• HOW TO COMPLETE THIS TASK
Omit the pictures. Print each entry below exactly.

Segment Start: SUPPLIED INFORMATION

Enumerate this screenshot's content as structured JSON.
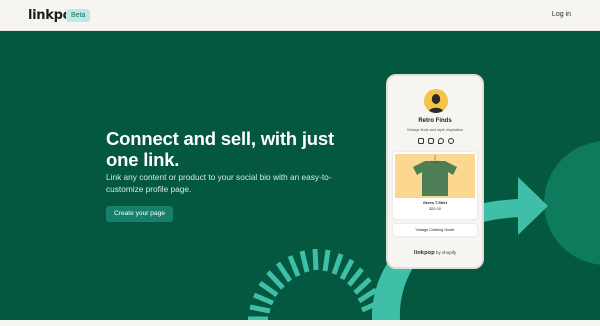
{
  "header": {
    "logo": "linkpop",
    "badge": "Beta",
    "login": "Log in"
  },
  "hero": {
    "headline": "Connect and sell, with just one link.",
    "subtext": "Link any content or product to your social bio with an easy-to-customize profile page.",
    "cta": "Create your page"
  },
  "phone": {
    "shop_name": "Retro Finds",
    "tagline": "Vintage finds and style inspiration",
    "socials": [
      "facebook-icon",
      "instagram-icon",
      "twitter-icon",
      "pinterest-icon"
    ],
    "product": {
      "name": "Green T-Shirt",
      "price": "$25.00"
    },
    "link_label": "Vintage Clothing Guide",
    "footer_logo": "linkpop",
    "footer_suffix": "by shopify"
  },
  "colors": {
    "hero_bg": "#03583f",
    "accent": "#3fbfa8",
    "badge_bg": "#bfe7e3",
    "cta_bg": "#16806a"
  }
}
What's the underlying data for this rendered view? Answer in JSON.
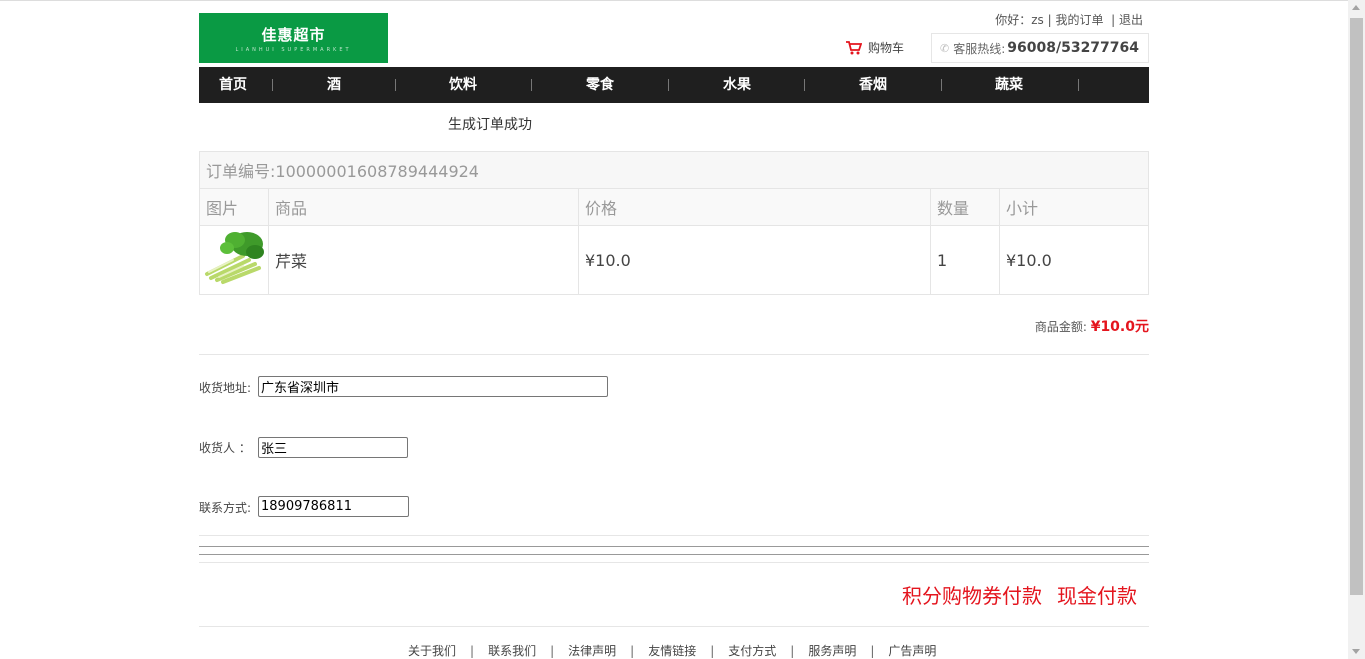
{
  "header": {
    "logo_text": "佳惠超市",
    "logo_sub": "LIANHUI SUPERMARKET",
    "greeting": "你好：",
    "username": "zs",
    "my_orders": "我的订单",
    "logout": "退出",
    "cart_label": "购物车",
    "hotline_label": "客服热线:",
    "hotline_number": "96008/53277764"
  },
  "nav": {
    "items": [
      "首页",
      "酒",
      "饮料",
      "零食",
      "水果",
      "香烟",
      "蔬菜"
    ]
  },
  "order": {
    "success_message": "生成订单成功",
    "order_number_label": "订单编号:10000001608789444924",
    "columns": {
      "image": "图片",
      "product": "商品",
      "price": "价格",
      "quantity": "数量",
      "subtotal": "小计"
    },
    "items": [
      {
        "name": "芹菜",
        "price": "¥10.0",
        "quantity": "1",
        "subtotal": "¥10.0",
        "image_icon": "celery-image"
      }
    ],
    "total_label": "商品金额:",
    "total_value": "¥10.0元"
  },
  "form": {
    "address_label": "收货地址:",
    "address_value": "广东省深圳市",
    "receiver_label": "收货人 ：",
    "receiver_value": "张三",
    "contact_label": "联系方式:",
    "contact_value": "18909786811"
  },
  "payment": {
    "points_pay": "积分购物券付款",
    "cash_pay": "现金付款"
  },
  "footer": {
    "links": [
      "关于我们",
      "联系我们",
      "法律声明",
      "友情链接",
      "支付方式",
      "服务声明",
      "广告声明"
    ]
  },
  "colors": {
    "brand_green": "#0a9a44",
    "nav_bg": "#1f1f1f",
    "accent_red": "#e4151e"
  }
}
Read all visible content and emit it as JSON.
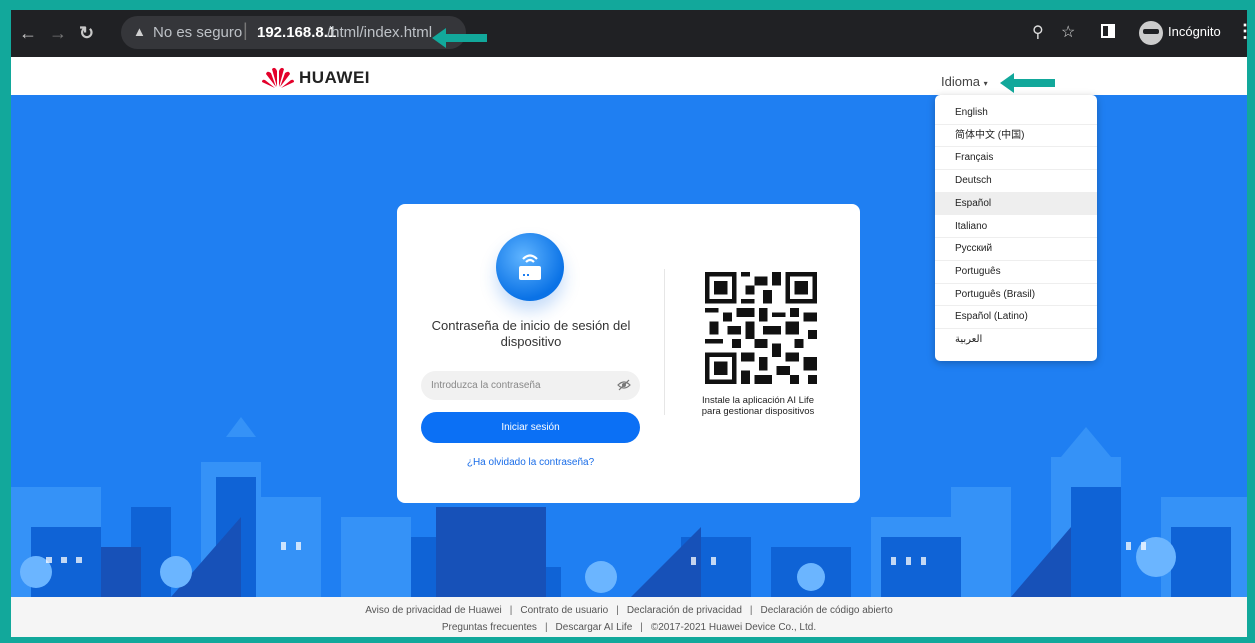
{
  "browser": {
    "security_text": "No es seguro",
    "url_host": "192.168.8.1",
    "url_path": "/html/index.html",
    "profile_label": "Incógnito"
  },
  "header": {
    "brand": "HUAWEI",
    "language_link": "Idioma"
  },
  "login": {
    "title": "Contraseña de inicio de sesión del dispositivo",
    "password_placeholder": "Introduzca la contraseña",
    "login_button": "Iniciar sesión",
    "forgot_link": "¿Ha olvidado la contraseña?",
    "qr_caption": "Instale la aplicación AI Life para gestionar dispositivos"
  },
  "language_menu": {
    "selected": "Español",
    "items": [
      "English",
      "简体中文 (中国)",
      "Français",
      "Deutsch",
      "Español",
      "Italiano",
      "Русский",
      "Português",
      "Português (Brasil)",
      "Español (Latino)",
      "العربية"
    ]
  },
  "footer": {
    "row1": [
      "Aviso de privacidad de Huawei",
      "Contrato de usuario",
      "Declaración de privacidad",
      "Declaración de código abierto"
    ],
    "row2": [
      "Preguntas frecuentes",
      "Descargar AI Life",
      "©2017-2021 Huawei Device Co., Ltd."
    ]
  },
  "colors": {
    "frame": "#12a89b",
    "page_blue": "#1f7ff2",
    "accent": "#0b70f5",
    "annotation_arrow": "#12a89b"
  }
}
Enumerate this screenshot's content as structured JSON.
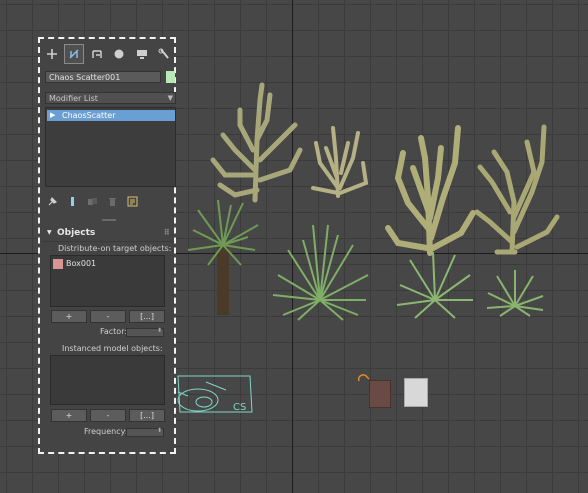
{
  "command_panel": {
    "tabs": [
      {
        "name": "create",
        "icon": "plus-icon"
      },
      {
        "name": "modify",
        "icon": "modify-icon"
      },
      {
        "name": "hierarchy",
        "icon": "hierarchy-icon"
      },
      {
        "name": "motion",
        "icon": "motion-icon"
      },
      {
        "name": "display",
        "icon": "display-icon"
      },
      {
        "name": "utilities",
        "icon": "wrench-icon"
      }
    ],
    "active_tab": "modify",
    "object_name": "Chaos Scatter001",
    "object_color": "#b8e8b8",
    "modifier_list_label": "Modifier List",
    "stack_items": [
      "ChaosScatter"
    ],
    "stack_selected_color": "#6a9fd4"
  },
  "objects_rollout": {
    "title": "Objects",
    "distribute_label": "Distribute-on target objects:",
    "target_objects": [
      {
        "name": "Box001",
        "color": "#d99595"
      }
    ],
    "add_label": "+",
    "remove_label": "-",
    "pick_list_label": "[...]",
    "factor_label": "Factor:",
    "instanced_label": "Instanced model objects:",
    "instanced_objects": [],
    "add2_label": "+",
    "remove2_label": "-",
    "pick_list2_label": "[...]",
    "frequency_label": "Frequency:"
  },
  "viewport": {
    "gizmo_label": "CS",
    "grid_color": "#3b3b3b",
    "background": "#474747"
  }
}
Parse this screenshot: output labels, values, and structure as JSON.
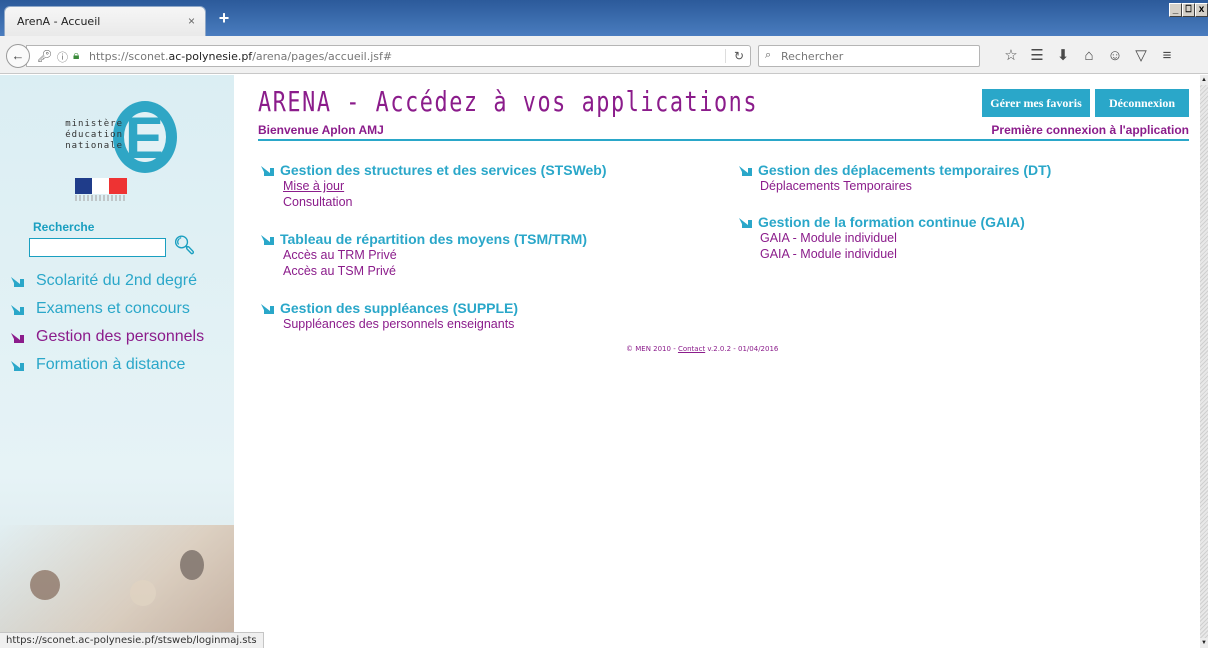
{
  "browser": {
    "tab_title": "ArenA - Accueil",
    "tab_close": "×",
    "new_tab": "+",
    "win_min": "_",
    "win_max": "⎕",
    "win_close": "x",
    "url_host": "https://sconet.",
    "url_domain": "ac-polynesie.pf",
    "url_path": "/arena/pages/accueil.jsf#",
    "search_placeholder": "Rechercher",
    "status_url": "https://sconet.ac-polynesie.pf/stsweb/loginmaj.sts"
  },
  "sidebar": {
    "logo_text": "ministère\néducation\nnationale",
    "search_label": "Recherche",
    "search_value": "",
    "menu": [
      {
        "label": "Scolarité du 2nd degré",
        "active": false
      },
      {
        "label": "Examens et concours",
        "active": false
      },
      {
        "label": "Gestion des personnels",
        "active": true
      },
      {
        "label": "Formation à distance",
        "active": false
      }
    ]
  },
  "header": {
    "title": "ARENA - Accédez à vos applications",
    "welcome": "Bienvenue Aplon AMJ",
    "first_connection": "Première connexion à l'application",
    "btn_favorites": "Gérer mes favoris",
    "btn_logout": "Déconnexion"
  },
  "sections": {
    "left": [
      {
        "title": "Gestion des structures et des services (STSWeb)",
        "links": [
          "Mise à jour",
          "Consultation"
        ]
      },
      {
        "title": "Tableau de répartition des moyens (TSM/TRM)",
        "links": [
          "Accès au TRM Privé",
          "Accès au TSM Privé"
        ]
      },
      {
        "title": "Gestion des suppléances (SUPPLE)",
        "links": [
          "Suppléances des personnels enseignants"
        ]
      }
    ],
    "right": [
      {
        "title": "Gestion des déplacements temporaires (DT)",
        "links": [
          "Déplacements Temporaires"
        ]
      },
      {
        "title": "Gestion de la formation continue (GAIA)",
        "links": [
          "GAIA - Module individuel",
          "GAIA - Module individuel"
        ]
      }
    ]
  },
  "footer": {
    "prefix": "© MEN 2010 - ",
    "contact": "Contact",
    "suffix": " v.2.0.2 - 01/04/2016"
  },
  "colors": {
    "accent_cyan": "#2aa7c9",
    "accent_purple": "#8b1c8b"
  }
}
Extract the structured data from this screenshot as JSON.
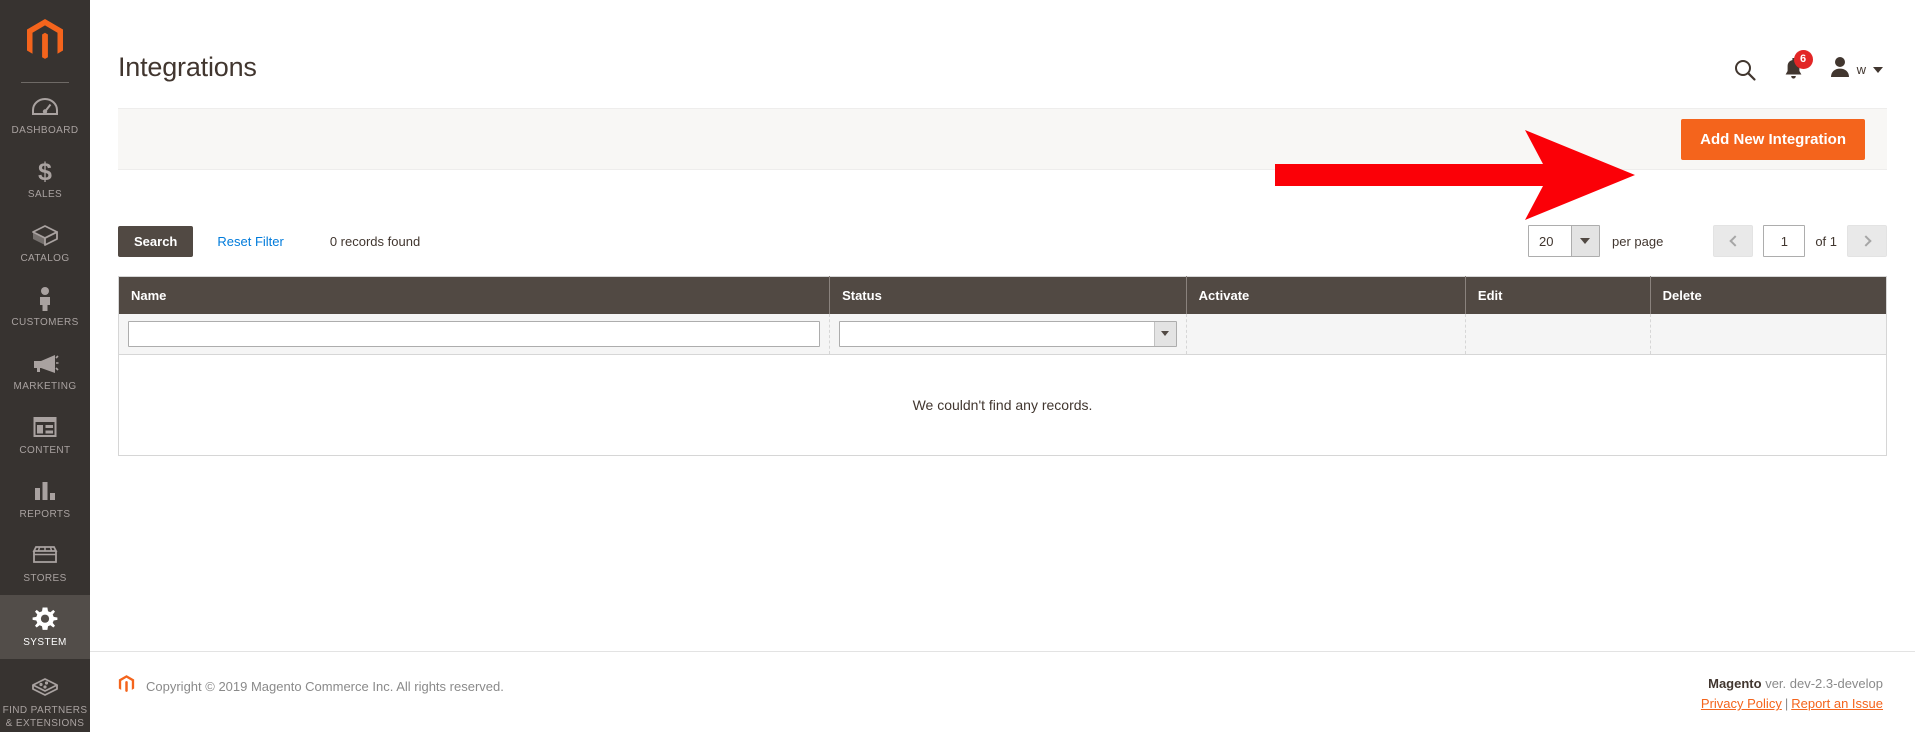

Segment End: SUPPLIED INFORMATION

• YOUR RESPONSE
Enumerate this screenshot's content as structured JSON.
{
  "header": {
    "logo": "linkpop",
    "badge": "Beta",
    "login": "Log in"
  },
  "hero": {
    "headline": "Connect and sell, with just one link.",
    "subtext": "Link any content or product to your social bio with an easy-to-customize profile page.",
    "cta": "Create your page"
  },
  "phone": {
    "shop_name": "Retro Finds",
    "tagline": "Vintage finds and style inspiration",
    "socials": [
      "facebook-icon",
      "instagram-icon",
      "twitter-icon",
      "pinterest-icon"
    ],
    "product": {
      "name": "Green T-Shirt",
      "price": "$25.00"
    },
    "link_label": "Vintage Clothing Guide",
    "footer_logo": "linkpop",
    "footer_suffix": "by shopify"
  },
  "colors": {
    "hero_bg": "#03583f",
    "accent": "#3fbfa8",
    "badge_bg": "#bfe7e3",
    "cta_bg": "#16806a"
  }
}
What's the underlying data for this rendered view? Answer in JSON.
{
  "header": {
    "logo_text": "佳惠超市",
    "logo_sub": "LIANHUI SUPERMARKET",
    "greeting": "你好：",
    "username": "zs",
    "my_orders": "我的订单",
    "logout": "退出",
    "cart_label": "购物车",
    "hotline_label": "客服热线:",
    "hotline_number": "96008/53277764"
  },
  "nav": {
    "items": [
      "首页",
      "酒",
      "饮料",
      "零食",
      "水果",
      "香烟",
      "蔬菜"
    ]
  },
  "order": {
    "success_message": "生成订单成功",
    "order_number_label": "订单编号:10000001608789444924",
    "columns": {
      "image": "图片",
      "product": "商品",
      "price": "价格",
      "quantity": "数量",
      "subtotal": "小计"
    },
    "items": [
      {
        "name": "芹菜",
        "price": "¥10.0",
        "quantity": "1",
        "subtotal": "¥10.0",
        "image_icon": "celery-image"
      }
    ],
    "total_label": "商品金额:",
    "total_value": "¥10.0元"
  },
  "form": {
    "address_label": "收货地址:",
    "address_value": "广东省深圳市",
    "receiver_label": "收货人 ：",
    "receiver_value": "张三",
    "contact_label": "联系方式:",
    "contact_value": "18909786811"
  },
  "payment": {
    "points_pay": "积分购物券付款",
    "cash_pay": "现金付款"
  },
  "footer": {
    "links": [
      "关于我们",
      "联系我们",
      "法律声明",
      "友情链接",
      "支付方式",
      "服务声明",
      "广告声明"
    ]
  },
  "colors": {
    "brand_green": "#0a9a44",
    "nav_bg": "#1f1f1f",
    "accent_red": "#e4151e"
  }
}
Read all visible content and emit it as JSON.
{
  "browser": {
    "security_text": "No es seguro",
    "url_host": "192.168.8.1",
    "url_path": "/html/index.html",
    "profile_label": "Incógnito"
  },
  "header": {
    "brand": "HUAWEI",
    "language_link": "Idioma"
  },
  "login": {
    "title": "Contraseña de inicio de sesión del dispositivo",
    "password_placeholder": "Introduzca la contraseña",
    "login_button": "Iniciar sesión",
    "forgot_link": "¿Ha olvidado la contraseña?",
    "qr_caption": "Instale la aplicación AI Life para gestionar dispositivos"
  },
  "language_menu": {
    "selected": "Español",
    "items": [
      "English",
      "简体中文 (中国)",
      "Français",
      "Deutsch",
      "Español",
      "Italiano",
      "Русский",
      "Português",
      "Português (Brasil)",
      "Español (Latino)",
      "العربية"
    ]
  },
  "footer": {
    "row1": [
      "Aviso de privacidad de Huawei",
      "Contrato de usuario",
      "Declaración de privacidad",
      "Declaración de código abierto"
    ],
    "row2": [
      "Preguntas frecuentes",
      "Descargar AI Life",
      "©2017-2021 Huawei Device Co., Ltd."
    ]
  },
  "colors": {
    "frame": "#12a89b",
    "page_blue": "#1f7ff2",
    "accent": "#0b70f5",
    "annotation_arrow": "#12a89b"
  }
}
Enumerate this screenshot's content as structured JSON.
{
  "command_panel": {
    "tabs": [
      {
        "name": "create",
        "icon": "plus-icon"
      },
      {
        "name": "modify",
        "icon": "modify-icon"
      },
      {
        "name": "hierarchy",
        "icon": "hierarchy-icon"
      },
      {
        "name": "motion",
        "icon": "motion-icon"
      },
      {
        "name": "display",
        "icon": "display-icon"
      },
      {
        "name": "utilities",
        "icon": "wrench-icon"
      }
    ],
    "active_tab": "modify",
    "object_name": "Chaos Scatter001",
    "object_color": "#b8e8b8",
    "modifier_list_label": "Modifier List",
    "stack_items": [
      "ChaosScatter"
    ],
    "stack_selected_color": "#6a9fd4"
  },
  "objects_rollout": {
    "title": "Objects",
    "distribute_label": "Distribute-on target objects:",
    "target_objects": [
      {
        "name": "Box001",
        "color": "#d99595"
      }
    ],
    "add_label": "+",
    "remove_label": "-",
    "pick_list_label": "[...]",
    "factor_label": "Factor:",
    "instanced_label": "Instanced model objects:",
    "instanced_objects": [],
    "add2_label": "+",
    "remove2_label": "-",
    "pick_list2_label": "[...]",
    "frequency_label": "Frequency:"
  },
  "viewport": {
    "gizmo_label": "CS",
    "grid_color": "#3b3b3b",
    "background": "#474747"
  }
}
Parse this screenshot: output labels, values, and structure as JSON.
{
  "browser": {
    "tab_title": "ArenA - Accueil",
    "tab_close": "×",
    "new_tab": "+",
    "win_min": "_",
    "win_max": "⎕",
    "win_close": "x",
    "url_host": "https://sconet.",
    "url_domain": "ac-polynesie.pf",
    "url_path": "/arena/pages/accueil.jsf#",
    "search_placeholder": "Rechercher",
    "status_url": "https://sconet.ac-polynesie.pf/stsweb/loginmaj.sts"
  },
  "sidebar": {
    "logo_text": "ministère\néducation\nnationale",
    "search_label": "Recherche",
    "search_value": "",
    "menu": [
      {
        "label": "Scolarité du 2nd degré",
        "active": false
      },
      {
        "label": "Examens et concours",
        "active": false
      },
      {
        "label": "Gestion des personnels",
        "active": true
      },
      {
        "label": "Formation à distance",
        "active": false
      }
    ]
  },
  "header": {
    "title": "ARENA - Accédez à vos applications",
    "welcome": "Bienvenue Aplon AMJ",
    "first_connection": "Première connexion à l'application",
    "btn_favorites": "Gérer mes favoris",
    "btn_logout": "Déconnexion"
  },
  "sections": {
    "left": [
      {
        "title": "Gestion des structures et des services (STSWeb)",
        "links": [
          "Mise à jour",
          "Consultation"
        ]
      },
      {
        "title": "Tableau de répartition des moyens (TSM/TRM)",
        "links": [
          "Accès au TRM Privé",
          "Accès au TSM Privé"
        ]
      },
      {
        "title": "Gestion des suppléances (SUPPLE)",
        "links": [
          "Suppléances des personnels enseignants"
        ]
      }
    ],
    "right": [
      {
        "title": "Gestion des déplacements temporaires (DT)",
        "links": [
          "Déplacements Temporaires"
        ]
      },
      {
        "title": "Gestion de la formation continue (GAIA)",
        "links": [
          "GAIA - Module individuel",
          "GAIA - Module individuel"
        ]
      }
    ]
  },
  "footer": {
    "prefix": "© MEN 2010 - ",
    "contact": "Contact",
    "suffix": " v.2.0.2 - 01/04/2016"
  },
  "colors": {
    "accent_cyan": "#2aa7c9",
    "accent_purple": "#8b1c8b"
  }
}
Extract the structured data from this screenshot as JSON.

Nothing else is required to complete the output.